Four-hundred years ago, Christmas was a very different holiday than it is today. It wasn't focused on family, gift-giving, and children. Instead, it was characterized by heavy drinking and public rituals that inverted the social order. Europe and its colonies were agricultural societies then, and food and alcohol were most plentiful during the late autumn and early winter. Crops had been harvested, herd animals slaughtered, and beer brewed. There was no more farm-work to be done.
In short, it was a great time to have a huge party. Wealthy people would feast themselves and their friends at home. People from the lower social classes, usually groups of young men, roamed around at night in disguise. The young men (called mummers) would usually target the homes of the wealthy, where they would perform a skit or song in return for food or beer. This is the origin of the wandering Christmas carolers so often portrayed in Christmas stories or movies. If they were denied entry or not given gifts for their performance, the mummers would retaliate with violence or by vandalizing property.
Some hints of this older-style Christmas can still be heard in the lyrics of Christmas carols. For example, "The Gloucestershire Wassail" describes men threatening a butler to give them good strong beer and demanding entry to a wealthy person's home:

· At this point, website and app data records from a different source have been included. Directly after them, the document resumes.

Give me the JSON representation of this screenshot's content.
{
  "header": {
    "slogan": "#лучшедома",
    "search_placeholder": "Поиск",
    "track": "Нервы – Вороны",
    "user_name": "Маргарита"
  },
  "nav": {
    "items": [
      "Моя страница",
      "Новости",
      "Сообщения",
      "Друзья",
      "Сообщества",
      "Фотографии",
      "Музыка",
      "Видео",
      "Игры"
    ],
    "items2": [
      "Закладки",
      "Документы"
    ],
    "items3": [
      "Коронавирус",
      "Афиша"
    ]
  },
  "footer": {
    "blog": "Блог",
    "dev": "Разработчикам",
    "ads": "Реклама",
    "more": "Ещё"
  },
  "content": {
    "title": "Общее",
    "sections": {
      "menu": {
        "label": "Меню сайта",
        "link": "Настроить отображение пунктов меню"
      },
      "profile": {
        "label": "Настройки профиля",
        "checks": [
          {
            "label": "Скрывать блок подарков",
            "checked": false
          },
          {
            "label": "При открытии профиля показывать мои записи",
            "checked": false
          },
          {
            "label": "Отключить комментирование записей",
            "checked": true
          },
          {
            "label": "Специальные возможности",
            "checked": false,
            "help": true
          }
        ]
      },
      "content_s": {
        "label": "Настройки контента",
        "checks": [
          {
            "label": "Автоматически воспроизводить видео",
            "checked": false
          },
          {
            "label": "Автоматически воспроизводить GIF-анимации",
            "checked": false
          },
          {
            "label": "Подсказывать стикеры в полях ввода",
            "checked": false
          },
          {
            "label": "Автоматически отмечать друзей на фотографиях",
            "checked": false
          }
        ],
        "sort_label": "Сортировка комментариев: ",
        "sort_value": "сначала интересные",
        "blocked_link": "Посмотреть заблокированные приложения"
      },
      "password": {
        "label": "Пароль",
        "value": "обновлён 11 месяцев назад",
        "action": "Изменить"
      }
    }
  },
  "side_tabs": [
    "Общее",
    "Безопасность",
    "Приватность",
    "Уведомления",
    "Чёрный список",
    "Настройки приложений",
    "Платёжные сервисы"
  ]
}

Come butler, come fill us a bowl of the best
Then we hope that your soul in heaven may rest
But if you do draw us a bowl of the small
Then down shall go butler, bowl and all.
Be here any maids? I suppose here be some;The lyrics of "We Wish You A Merry Christmas" describe something similar:
Sure they will not let young men stand on the cold stone!
Sing hey O, maids! come trole back the pin,
And the fairest maid in the house let us all in.
Oh, bring us a figgy pudding;Christmas was raucous, drunken, socially disruptive, and occasionally violent. The Puritans valued order, sobriety, and hard work. They didn't want anything to do with Christmas.
Oh, bring us a figgy pudding;
Oh, bring us a figgy pudding and a cup of good cheer
We won't go until we get some;
We won't go until we get some;
We won't go until we get some, so bring some out here
During their brief tenure ruling old England the Puritans tried to suppress Christmas celebrations. The Puritans who colonized New England did the same. It was even illegal to celebrate Christmas in Massachusetts between 1659 and 1681. Anyone found doing so could be fined five shillings.
Puritan ministers in New England wrote sermons against Christmas. The Reverend Increase Mather wrote the following, equating Christmas with pagan deities and Satan:
The Feast of Christ's nativity is attended with such profaneness, as that it deserve the name of Saturn's Mass, or of Bacchus his Mass, or if you will, the Devil's Mass, rather than have the holy name of Christ put upon it. (A Testimony Against Several Prophane and Superstitious Customs, Now Practiced by Some in New-England, 1687).Mather mentions Saturn for a very specific reason. The Bible doesn't provide a date for Christ's birth, and the early Christian church fathers decided to place it on December 25 to coincide with pagan Roman winter holidays like Saturnalia, which venerated the harvest god Saturn. This compromise between Christianity and paganism was another argument the Puritans used for hating Christmas.
So there you have it. That's why the Puritans thought the Devil loved Christmas. Their efforts to suppress Christmas were modestly successful. Christmas wasn't widely celebrated in New England until the mid-nineteenth century. Christmas is now the biggest holiday in the United States. The Puritans would have blamed Satan, but I think it's just because people like to have fun.